It was fun while on watches coming down the North Pacific coast to pop a fresh orange or red tomato in one’s mouth. Yum!
By the way, propping up the tomatoes was key to keeping them productive.
The initial planting in Washington survived the wind and spray all the way to Cabo San Lucas. We rinsed the salt spray off daily with a spray bottle in addition to the daily watering. Fortunately, up to that point we had mostly following seas and downwind sailing.
That all changed on the sail north to La Paz.
We made the rookie mistake of heading north into “El Norte,” the notorious north wind in the Sea of Cortez. We took LOTS of water over the bow and solid spray in the cockpit despite the dodger.
Our boat garden looked very forlorn when we tied up in La Paz. We rinsed the plants with lots of fresh water in hopes that the wilted, bedraggled leaves would resurrect. Over the next week or so, we saw new leaves on the plants and some of the wilted leaves perked up as well.
Unfortunately, the plants never fully recovered. Since this was around the eight-month mark of the first planting the plants were getting root bound. So we let the plants go and started again.
It wasn’t easy to find garden soil in Mexico.
Friends offered soil from their residence but it was not what we needed, mostly sand with little organic structure. We walked or took taxis to nurseries and found little in the way of good soil. Home Depot offered small bags of soil but it was mainly potting material.
A nursery outside of Barra de Navidad sold us a 30-pound bag of reasonably good topsoil. We lashed it on the deck which added to ‘the cruising boat look”!
We also bought pellet fertilizer which we used sparingly in our small containers. Finally, we found a few “plant starts” in Mexico to add to our garden.
Every replanting requires patience but well worth the effort! With our cruising season now being six to seven months and having to start from seed, we are finding that it is only practical to grow things that will produce in that time frame.
All-in-all the garden has been a fun and worthwhile endeavor. We would encourage others to give it a try.
Risto and Liz Lappala sailed their 1981 Pearson 367, Silver Wings, from Everett, WA in August of 2017 after three years of refitting and upgrading. They joined the 2017 Baja HaHa in San Diego. Their cruises in Mexico have taken them as far south as Manzanillo and as far north as Refugio in the northern part of the Sea of Cortez.
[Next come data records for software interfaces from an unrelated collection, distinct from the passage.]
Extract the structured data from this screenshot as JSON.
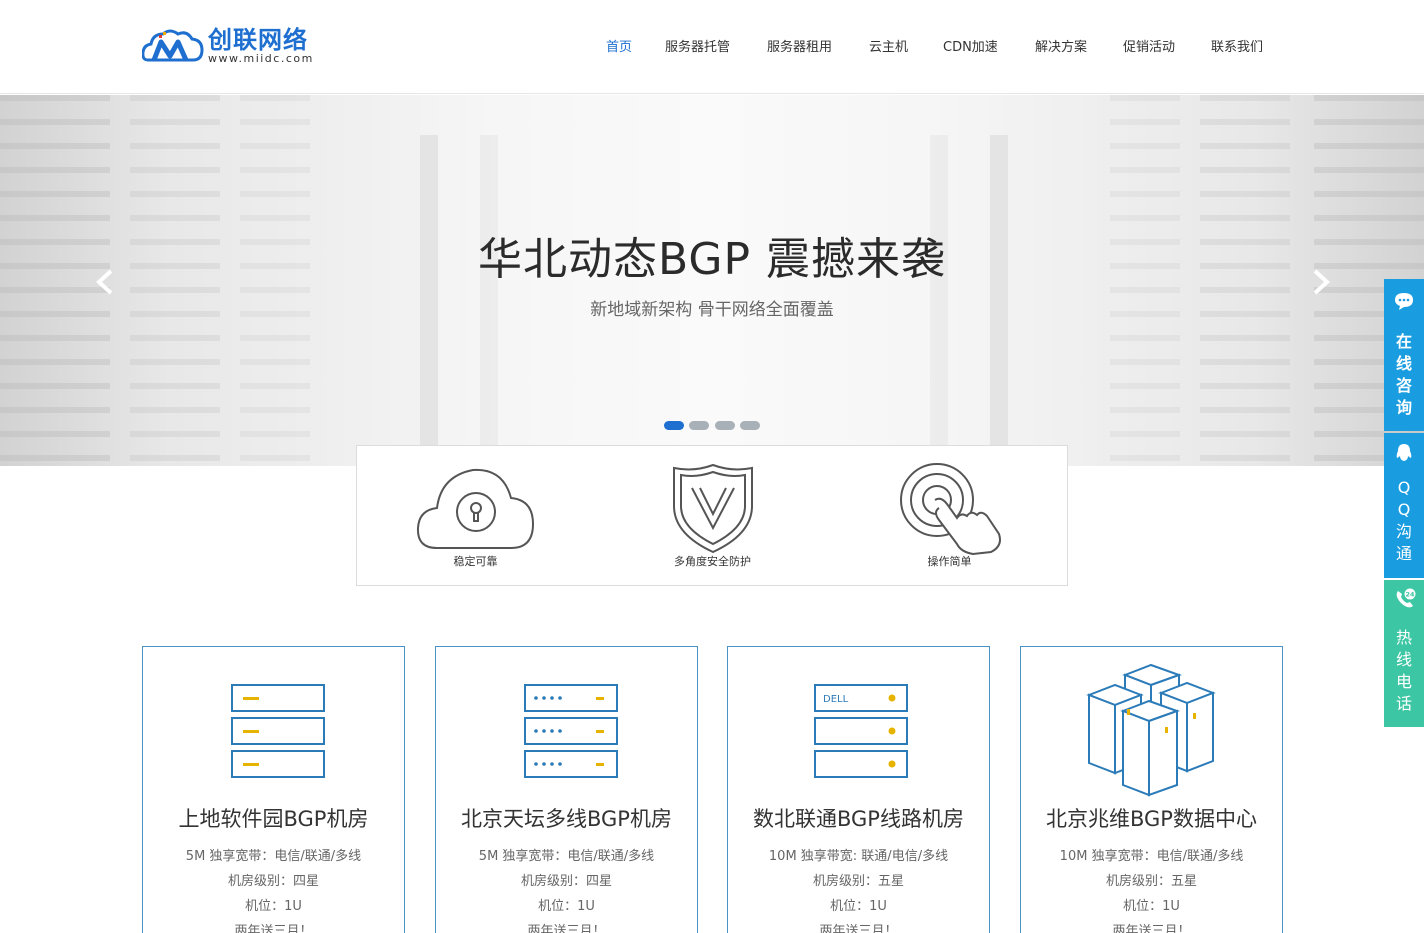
{
  "header": {
    "logo": {
      "name": "创联网络",
      "url": "www.miidc.com"
    },
    "nav": [
      {
        "label": "首页",
        "active": true
      },
      {
        "label": "服务器托管"
      },
      {
        "label": "服务器租用"
      },
      {
        "label": "云主机"
      },
      {
        "label": "CDN加速"
      },
      {
        "label": "解决方案"
      },
      {
        "label": "促销活动"
      },
      {
        "label": "联系我们"
      }
    ]
  },
  "banner": {
    "title": "华北动态BGP 震撼来袭",
    "subtitle": "新地域新架构  骨干网络全面覆盖",
    "slide_count": 4,
    "active_slide": 0
  },
  "features": [
    {
      "label": "稳定可靠",
      "icon": "cloud-lock-icon"
    },
    {
      "label": "多角度安全防护",
      "icon": "shield-icon"
    },
    {
      "label": "操作简单",
      "icon": "touch-hand-icon"
    }
  ],
  "cards": [
    {
      "title": "上地软件园BGP机房",
      "lines": [
        "5M 独享宽带：电信/联通/多线",
        "机房级别：四星",
        "机位：1U",
        "两年送三月！"
      ],
      "icon": "server-stack-icon"
    },
    {
      "title": "北京天坛多线BGP机房",
      "lines": [
        "5M 独享宽带：电信/联通/多线",
        "机房级别：四星",
        "机位：1U",
        "两年送三月！"
      ],
      "icon": "server-rack-icon"
    },
    {
      "title": "数北联通BGP线路机房",
      "lines": [
        "10M 独享带宽: 联通/电信/多线",
        "机房级别：五星",
        "机位：1U",
        "两年送三月！"
      ],
      "icon": "dell-server-icon",
      "brand": "DELL"
    },
    {
      "title": "北京兆维BGP数据中心",
      "lines": [
        "10M 独享宽带：电信/联通/多线",
        "机房级别：五星",
        "机位：1U",
        "两年送三月！"
      ],
      "icon": "data-center-cubes-icon"
    }
  ],
  "side": {
    "consult": "在线咨询",
    "qq": "QQ沟通",
    "hotline": "热线电话",
    "hotline_badge": "24"
  },
  "colors": {
    "brand": "#1e6fd0",
    "side_blue": "#1a9de0",
    "side_green": "#3cc6a3",
    "card_border": "#4a93c5",
    "accent_yellow": "#e6b400"
  }
}
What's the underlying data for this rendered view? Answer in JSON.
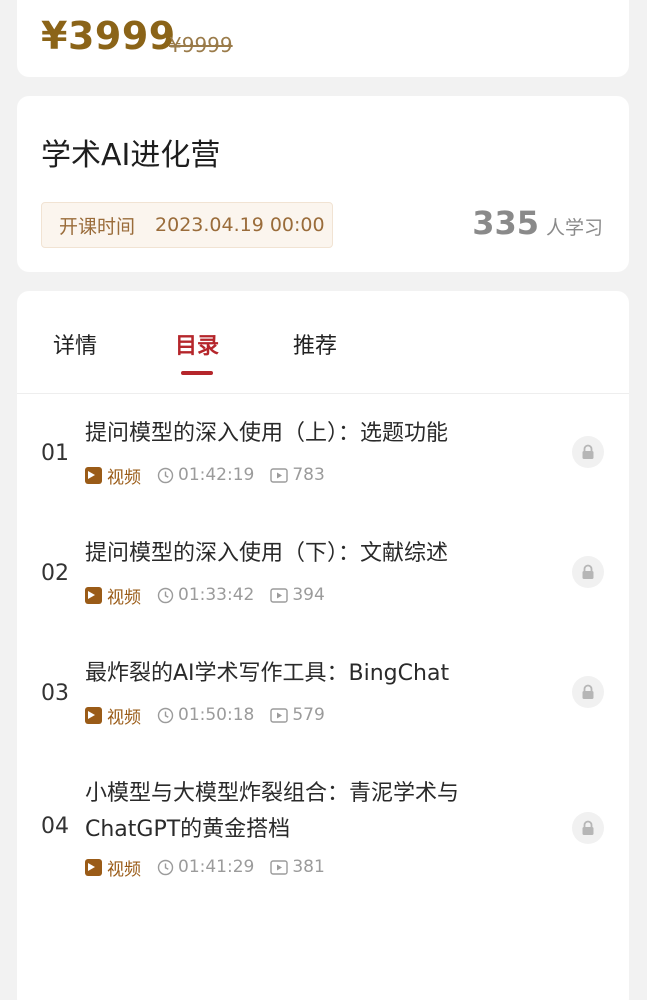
{
  "price": {
    "current": "¥3999",
    "original": "¥9999"
  },
  "course": {
    "title": "学术AI进化营",
    "start_label": "开课时间",
    "start_time": "2023.04.19 00:00",
    "learner_count": "335",
    "learner_unit": "人学习"
  },
  "tabs": [
    {
      "label": "详情",
      "active": false
    },
    {
      "label": "目录",
      "active": true
    },
    {
      "label": "推荐",
      "active": false
    }
  ],
  "lessons": [
    {
      "index": "01",
      "title": "提问模型的深入使用（上）：选题功能",
      "type": "视频",
      "duration": "01:42:19",
      "views": "783",
      "icon": "lock-icon"
    },
    {
      "index": "02",
      "title": "提问模型的深入使用（下）：文献综述",
      "type": "视频",
      "duration": "01:33:42",
      "views": "394",
      "icon": "lock-icon"
    },
    {
      "index": "03",
      "title": "最炸裂的AI学术写作工具：BingChat",
      "type": "视频",
      "duration": "01:50:18",
      "views": "579",
      "icon": "lock-icon"
    },
    {
      "index": "04",
      "title": "小模型与大模型炸裂组合：青泥学术与ChatGPT的黄金搭档",
      "type": "视频",
      "duration": "01:41:29",
      "views": "381",
      "icon": "lock-icon"
    }
  ],
  "colors": {
    "price": "#8b6418",
    "accent": "#b5262b",
    "video_tag": "#9a5b17",
    "muted": "#9b9b9b"
  }
}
After spending nearly two years cruising full-time, they now plan to spend the summer months in the Pacific Northwest aboard their “floating condo,” a Bayliner 3288. They plan to return to Silver Wings in November to explore farther south on the Pacific Mexico coast and possibly Central America.